OYE: CONFRONTING NIGERIA’S PARADOX OF PLENTY
By Collins Opurozor
Last Wednesday, President Mohammadu Buhari inaugurated the National Steering Committee for the Preparation of Medium Term Development Plan (2021- 2025) and Nigeria Agenda 2050. These Plans, said President Buhari, would lift one hundred million Nigerians out of poverty.
In his words, “The main objectives of these successor plans are to lift 100 million Nigerians out of poverty within 10 years, particularly given the World Bank’s projection that Nigeria will become the world’s third most populous country by 2050 with over 400 million people.”
In 2005, former President Obasanjo had also launched the Vision 20:2020. According to the goals of the Vision, “Nigeria will be among the 20 largest economies of the world by 2020. By 2020, Nigeria will have a large, strong, diversified, sustainable and competitive economy that effectively harnesses the talents and energies of its people and responsibly exploits its natural endowments to guarantee a high standard of living and quality of life to its citizens.”
It will be needless to be fixated with the failures of the Vision 20:2020. What is required, instead, is a broader engagement with the dynamics of Nigeria’s political economy and the disservice which the rentier state in Nigeria has wrought on the country’s attempts at development. The remarks made by the National Chairman of APGA who also is a member of the National Steering Committee of this Agenda 2050, Ozonkpu (Dr.) Victor Ike Oye, briefly after the inauguration underscored the imperatives of rejigging Nigeria’s political economy and raised the hopes for a more prosperous Nigeria under a regime of probity, prudence and accountability.
For Dr. Oye, the stressful economic environment in Nigeria provides an opportunity for creativity and prudence, just as the eras of oil boom fanned the unhelpful culture of prodigality, extravagance and abuse of public trust. This is the paradox of plenty. It has also been described as the resource-curse theory. Oil boom has mostly become oil doom, and affluence has often become affliction.
Throughout history, prudent and accountable governance, not fickle fate or oil boom, has led to the development of societies. The economic miracles of the Asian Tigers bear out the testimony that nations have increasingly lifted their peoples out of poverty when they develop the capacity to enthrone an order of fiscal discipline, prudent resource allocation and visionary plans which do not yield to political vagaries. This was the magic wand of Lee Kuan Yew that moved Singapore from a poor Third World country to a First World, developed nation in a single generation.
By establishing an international reputation for accountable governance, zero tolerance for corruption, reliable financial institutions and standard social infrastructure, Singapore could woo American, Japanese and European entrepreneurs and professionals to set up base there. By the 1970s, the arrival of multinational corporations like Texas Instruments, Hewlett-Packard and General Electric laid the foundations and quickly turned Singapore into a major electronics exporter.

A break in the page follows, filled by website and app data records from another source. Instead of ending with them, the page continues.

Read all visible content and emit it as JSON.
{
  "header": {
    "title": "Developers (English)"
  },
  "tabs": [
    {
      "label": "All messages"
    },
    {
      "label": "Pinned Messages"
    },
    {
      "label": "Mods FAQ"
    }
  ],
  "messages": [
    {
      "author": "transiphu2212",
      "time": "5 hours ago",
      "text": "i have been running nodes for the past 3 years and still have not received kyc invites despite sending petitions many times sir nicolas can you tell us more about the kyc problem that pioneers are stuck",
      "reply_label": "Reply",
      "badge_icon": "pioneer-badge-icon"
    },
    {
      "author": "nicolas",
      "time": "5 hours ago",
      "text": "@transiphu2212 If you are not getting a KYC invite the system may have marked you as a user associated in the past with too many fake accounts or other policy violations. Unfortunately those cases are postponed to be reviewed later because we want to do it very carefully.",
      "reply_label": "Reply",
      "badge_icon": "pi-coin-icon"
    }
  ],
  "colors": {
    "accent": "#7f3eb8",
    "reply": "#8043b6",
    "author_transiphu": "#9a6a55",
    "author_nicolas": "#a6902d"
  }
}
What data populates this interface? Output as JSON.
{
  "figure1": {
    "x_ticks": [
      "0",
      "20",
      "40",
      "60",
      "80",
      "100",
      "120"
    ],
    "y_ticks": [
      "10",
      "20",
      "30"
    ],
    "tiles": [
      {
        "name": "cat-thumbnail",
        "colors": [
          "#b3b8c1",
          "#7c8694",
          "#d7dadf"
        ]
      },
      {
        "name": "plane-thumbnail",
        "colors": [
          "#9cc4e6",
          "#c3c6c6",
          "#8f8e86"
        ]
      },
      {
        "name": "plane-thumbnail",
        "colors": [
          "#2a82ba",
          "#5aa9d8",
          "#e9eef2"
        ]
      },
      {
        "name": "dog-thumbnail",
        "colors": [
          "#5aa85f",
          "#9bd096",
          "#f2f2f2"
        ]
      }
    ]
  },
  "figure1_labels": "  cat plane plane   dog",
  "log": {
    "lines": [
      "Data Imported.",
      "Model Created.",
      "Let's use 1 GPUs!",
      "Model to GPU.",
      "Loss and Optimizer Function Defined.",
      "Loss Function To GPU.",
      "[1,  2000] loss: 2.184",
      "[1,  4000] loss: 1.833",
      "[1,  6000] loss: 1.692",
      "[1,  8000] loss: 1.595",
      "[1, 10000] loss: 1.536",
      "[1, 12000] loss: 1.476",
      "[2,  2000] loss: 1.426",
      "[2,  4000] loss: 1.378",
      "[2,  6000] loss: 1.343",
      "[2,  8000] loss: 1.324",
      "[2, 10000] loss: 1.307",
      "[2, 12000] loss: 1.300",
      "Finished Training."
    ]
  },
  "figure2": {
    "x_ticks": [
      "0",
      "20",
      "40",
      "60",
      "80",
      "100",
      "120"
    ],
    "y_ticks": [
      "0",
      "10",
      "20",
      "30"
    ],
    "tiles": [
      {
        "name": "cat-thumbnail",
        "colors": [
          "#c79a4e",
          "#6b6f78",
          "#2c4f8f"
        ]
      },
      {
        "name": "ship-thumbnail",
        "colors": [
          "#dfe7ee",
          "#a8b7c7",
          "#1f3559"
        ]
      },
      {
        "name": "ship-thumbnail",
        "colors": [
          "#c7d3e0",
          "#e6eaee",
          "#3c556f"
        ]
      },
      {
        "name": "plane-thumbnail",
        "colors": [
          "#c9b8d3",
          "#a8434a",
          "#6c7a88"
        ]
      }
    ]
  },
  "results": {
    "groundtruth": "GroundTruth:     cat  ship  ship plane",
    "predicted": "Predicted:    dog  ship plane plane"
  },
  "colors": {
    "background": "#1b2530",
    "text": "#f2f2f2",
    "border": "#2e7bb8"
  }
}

As the National Steering Committee for Nigeria’s Agenda 2050 commences its activities, the confidence of Nigerians is bolstered by the reality that the views already canvassed by members of the Committee, notably Dr. Victor Oye, represent a reestablishment of strong values in public affairs and a sign of an agenda that will achieve its purpose. With the acknowledgement that the resources of the country have been subject to bazaar economy, the point of departure therefore becomes a deliberative effort at putting in place a framework for raising the quotient of accountability and prudence in public governance. This means confronting Nigeria’s paradox of plenty and making the country and her wealth work for everyone. It also means stamping out the country’s affliction with her human and material affluence.